News Release

Trump’s War Presidency: * Pakistan and Geopolitics * Ellsberg’s “Stalemate Machine”

JUNAID AHMAD, junaidsahmad at gmail.com
Now in Pakistan, Ahmad just appeared on The Real News: “Is Trump Threatening Pakistan?” discussing Trump’s speech on Afghanistan and the geopolitics of the region.

Ahmed said: “This does nothing for the Afghan people. I think the only solution was something that has been explored over early this year. The Russians tried to get together the regional actors in the region because it must be a regional solution. Every regional power has a horse in this race, which makes this complicated and so unending. They knew that they have to have a regional solution. The Americans didn’t come and their response was to unleash the mother of all bombs in Afghanistan. That was their response to the type of diplomatic negotiations taking place between the regional powers.” See from April 14, 2017 in the major German news outlet DW: “U.S. skips out on Afghanistan-Taliban conference in Moscow.

Ahmad continued: “A very important point was in March 2015, when the Pakistani military, for the first time ever, had the courage to say no to the Saudis in being willing to, being willing to participate in their war against Yemen, which is an excellent decision they made to not participate in this murderous war. …

“These are interesting developments and I think that the Pentagon and the CIA realize this. This is why they’re kind of going all out in making India their frontline state. We have been now witnessing border skirmishes between India and China, which are also reaching some dangerous levels, over the past few months. … I’m half my time based in Malaysia and if you see it from there, where you have U.S. naval ships and military bases encircling China, you understand fully well why the relationship with India right now is so crucial in the geopolitics of the region and why they want India to play that role in Afghanistan. It’s the only kind of trusted ally. From China’s part, one thing people fail to realize. The most powerful ally that China probably has in the world, closest ally, is Pakistan. It’s a mutually dependent relationship.”

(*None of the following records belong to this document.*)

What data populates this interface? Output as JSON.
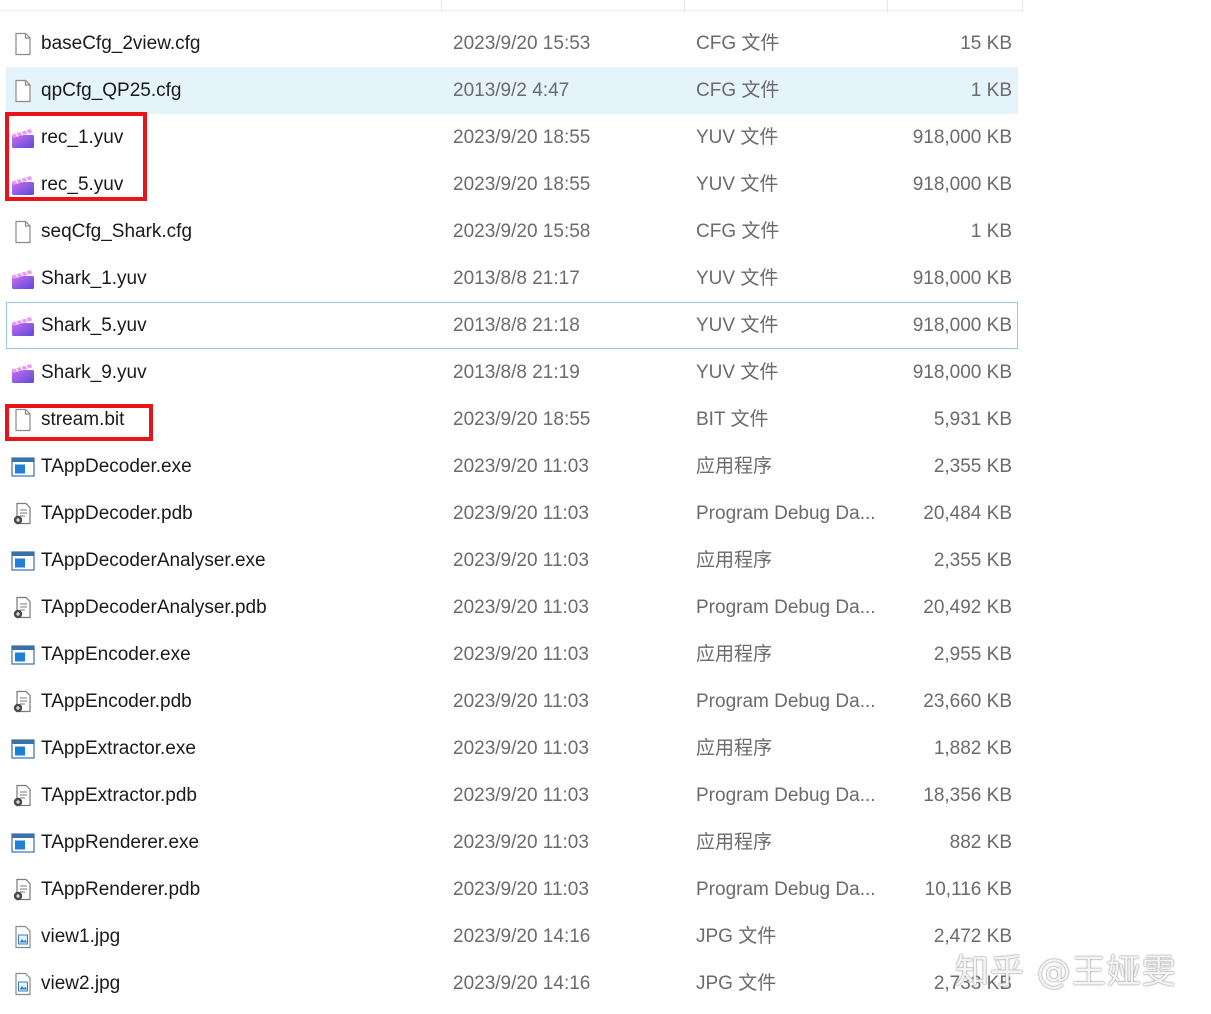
{
  "files": [
    {
      "name": "baseCfg_2view.cfg",
      "date": "2023/9/20 15:53",
      "type": "CFG 文件",
      "size": "15 KB",
      "icon": "file-icon"
    },
    {
      "name": "qpCfg_QP25.cfg",
      "date": "2013/9/2 4:47",
      "type": "CFG 文件",
      "size": "1 KB",
      "icon": "file-icon",
      "selected": true
    },
    {
      "name": "rec_1.yuv",
      "date": "2023/9/20 18:55",
      "type": "YUV 文件",
      "size": "918,000 KB",
      "icon": "video-clapper-icon"
    },
    {
      "name": "rec_5.yuv",
      "date": "2023/9/20 18:55",
      "type": "YUV 文件",
      "size": "918,000 KB",
      "icon": "video-clapper-icon"
    },
    {
      "name": "seqCfg_Shark.cfg",
      "date": "2023/9/20 15:58",
      "type": "CFG 文件",
      "size": "1 KB",
      "icon": "file-icon"
    },
    {
      "name": "Shark_1.yuv",
      "date": "2013/8/8 21:17",
      "type": "YUV 文件",
      "size": "918,000 KB",
      "icon": "video-clapper-icon"
    },
    {
      "name": "Shark_5.yuv",
      "date": "2013/8/8 21:18",
      "type": "YUV 文件",
      "size": "918,000 KB",
      "icon": "video-clapper-icon",
      "focused": true
    },
    {
      "name": "Shark_9.yuv",
      "date": "2013/8/8 21:19",
      "type": "YUV 文件",
      "size": "918,000 KB",
      "icon": "video-clapper-icon"
    },
    {
      "name": "stream.bit",
      "date": "2023/9/20 18:55",
      "type": "BIT 文件",
      "size": "5,931 KB",
      "icon": "file-icon"
    },
    {
      "name": "TAppDecoder.exe",
      "date": "2023/9/20 11:03",
      "type": "应用程序",
      "size": "2,355 KB",
      "icon": "exe-icon"
    },
    {
      "name": "TAppDecoder.pdb",
      "date": "2023/9/20 11:03",
      "type": "Program Debug Da...",
      "size": "20,484 KB",
      "icon": "pdb-icon"
    },
    {
      "name": "TAppDecoderAnalyser.exe",
      "date": "2023/9/20 11:03",
      "type": "应用程序",
      "size": "2,355 KB",
      "icon": "exe-icon"
    },
    {
      "name": "TAppDecoderAnalyser.pdb",
      "date": "2023/9/20 11:03",
      "type": "Program Debug Da...",
      "size": "20,492 KB",
      "icon": "pdb-icon"
    },
    {
      "name": "TAppEncoder.exe",
      "date": "2023/9/20 11:03",
      "type": "应用程序",
      "size": "2,955 KB",
      "icon": "exe-icon"
    },
    {
      "name": "TAppEncoder.pdb",
      "date": "2023/9/20 11:03",
      "type": "Program Debug Da...",
      "size": "23,660 KB",
      "icon": "pdb-icon"
    },
    {
      "name": "TAppExtractor.exe",
      "date": "2023/9/20 11:03",
      "type": "应用程序",
      "size": "1,882 KB",
      "icon": "exe-icon"
    },
    {
      "name": "TAppExtractor.pdb",
      "date": "2023/9/20 11:03",
      "type": "Program Debug Da...",
      "size": "18,356 KB",
      "icon": "pdb-icon"
    },
    {
      "name": "TAppRenderer.exe",
      "date": "2023/9/20 11:03",
      "type": "应用程序",
      "size": "882 KB",
      "icon": "exe-icon"
    },
    {
      "name": "TAppRenderer.pdb",
      "date": "2023/9/20 11:03",
      "type": "Program Debug Da...",
      "size": "10,116 KB",
      "icon": "pdb-icon"
    },
    {
      "name": "view1.jpg",
      "date": "2023/9/20 14:16",
      "type": "JPG 文件",
      "size": "2,472 KB",
      "icon": "image-file-icon"
    },
    {
      "name": "view2.jpg",
      "date": "2023/9/20 14:16",
      "type": "JPG 文件",
      "size": "2,733 KB",
      "icon": "image-file-icon"
    }
  ],
  "annotation_color": "#e8141b",
  "selection_color": "#e5f3fb",
  "watermark": "知乎 @王娅雯"
}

Ahmad is the director of Center for Global Dialogue and professor of Middle Eastern politics at the University of Lahore, Pakistan. He is also the Secretary-General of the International Movement for a Just World based in Kuala Lumpur, Malaysia and a visiting fellow at the Berkeley Center for Islamophobia and Ethnic Studies Graduate Center. He recently wrote the piece “Coloniality and Liberal Angst in Pakistan.”

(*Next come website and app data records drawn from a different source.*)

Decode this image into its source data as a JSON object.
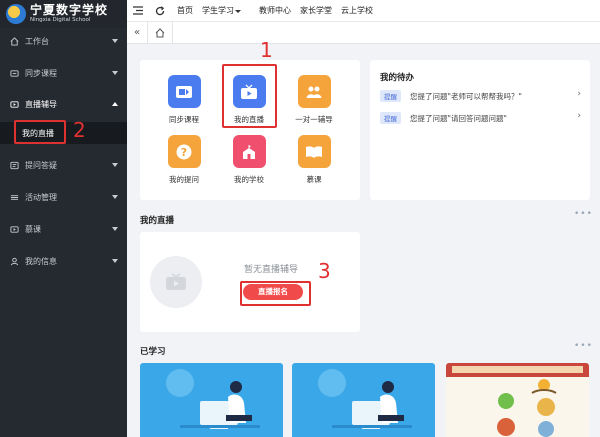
{
  "logo": {
    "name": "宁夏数字学校",
    "subtitle": "Ningxia Digital School"
  },
  "sidebar": {
    "items": [
      {
        "label": "工作台",
        "icon": "home-icon"
      },
      {
        "label": "同步课程",
        "icon": "course-icon"
      },
      {
        "label": "直播辅导",
        "icon": "live-icon",
        "expanded": true
      },
      {
        "label": "提问答疑",
        "icon": "question-icon"
      },
      {
        "label": "活动管理",
        "icon": "activity-icon"
      },
      {
        "label": "慕课",
        "icon": "mooc-icon"
      },
      {
        "label": "我的信息",
        "icon": "user-icon"
      }
    ],
    "sub_item": {
      "label": "我的直播"
    }
  },
  "topbar": {
    "menu": [
      "首页",
      "学生学习",
      "教师中心",
      "家长学堂",
      "云上学校"
    ]
  },
  "apps": [
    {
      "label": "同步课程",
      "icon": "sync-course-icon",
      "color": "#4a7cf0"
    },
    {
      "label": "我的直播",
      "icon": "my-live-icon",
      "color": "#4a7cf0"
    },
    {
      "label": "一对一辅导",
      "icon": "tutor-icon",
      "color": "#f5a33b"
    },
    {
      "label": "我的提问",
      "icon": "my-question-icon",
      "color": "#f5a33b"
    },
    {
      "label": "我的学校",
      "icon": "school-icon",
      "color": "#f0506e"
    },
    {
      "label": "慕课",
      "icon": "mooc-book-icon",
      "color": "#f5a33b"
    }
  ],
  "todo": {
    "title": "我的待办",
    "items": [
      {
        "badge": "提醒",
        "text": "您提了问题\"老师可以帮帮我吗？\""
      },
      {
        "badge": "提醒",
        "text": "您提了问题\"请回答问题问题\""
      }
    ]
  },
  "live": {
    "title": "我的直播",
    "empty_text": "暂无直播辅导",
    "signup_button": "直播报名"
  },
  "study": {
    "title": "已学习"
  },
  "annotations": [
    "1",
    "2",
    "3"
  ],
  "colors": {
    "sidebar_bg": "#252a30",
    "accent_red": "#e03131",
    "primary_blue": "#4a7cf0"
  }
}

JONATHAN MARSHALL, jvmarsha1 at yahoo.com
Marshall is an award-winning journalist and author of five books on international affairs and national security. See his recent pieces at Consortium News.

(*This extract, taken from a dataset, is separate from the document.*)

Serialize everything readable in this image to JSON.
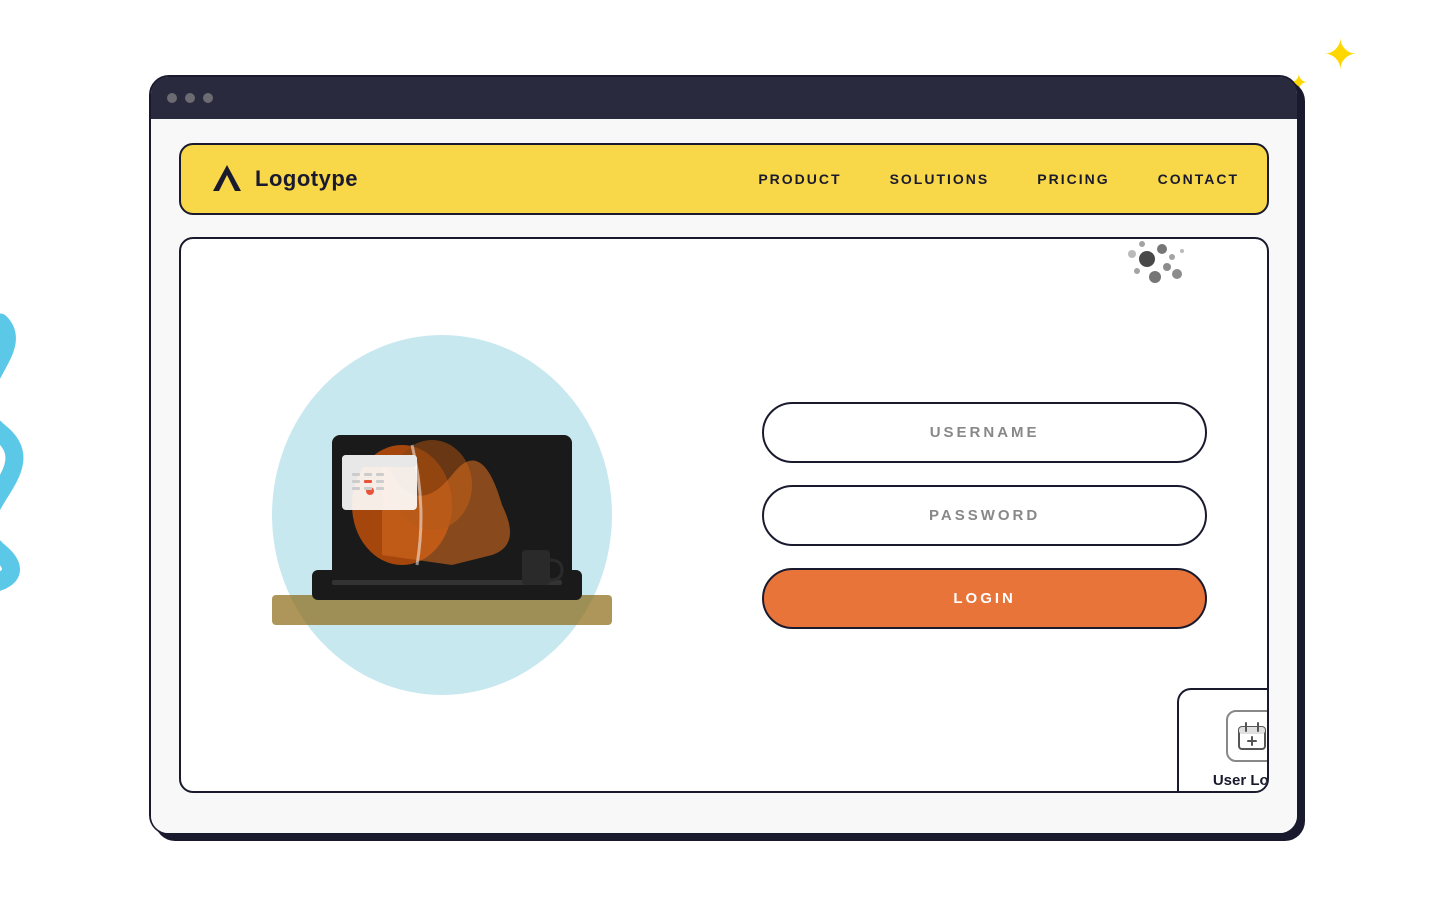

He recently wrote the piece “The Goal of ‘Not Losing’ in Afghanistan” — which notes that in 2012, Trump said: “Let’s get out of Afghanistan. Our troops are being killed by the Afghanis we train and we waste billions there. Nonsense!”

Marshall makes a parallel with U.S. government decision making about the Vietnam War: “As former Defense Department official and Pentagon Papers leaker Daniel Ellsberg argued in a seminal 1971 essay, ‘The Quagmire Myth and the Stalemate Machine,’ U.S. leaders knew full well, every step of the way, that their successive escalations of that war would not bring victory. Instead, their goal was to prevent defeat — and with it, a repetition of the political traumas that followed the ‘loss of China’ and the rise of McCarthism in the early 1950s.

“‘If I tried to pull out completely now, we would have another Joe McCarthy red scare on our hands,’ President John F. Kennedy told Sen. Mike Mansfield in 1963. The assassination of Kennedy that November precluded any possibility that he would pull out after his reelection. Two days later, President Lyndon Johnson told a White House meeting, ‘I am not going to lose Vietnam. I am not going to be the president who saw Southeast Asia go the way China went.'”

Marshall also just wrote the piece “The New Trump: War President,” which notes: “One of Steve Bannon’s last declarations before being fired by the White House was that no ‘military option’ exists for dealing with North Korea, because of the extraordinary damage a war would cause.

“As I’ve discussed before, however, another influential Washington figure, Republican Senator Lindsey Graham of South Carolina, has lobbied Trump to order an all-out attack if Pyongyang continues testing missiles capable of reaching the United States — even if a war turns South Korea and Japan into wastelands.”

Marshall writes: “What the United States desperately needs now is a mass movement to resist not only racism and plutocracy at home, but endless militarism abroad.”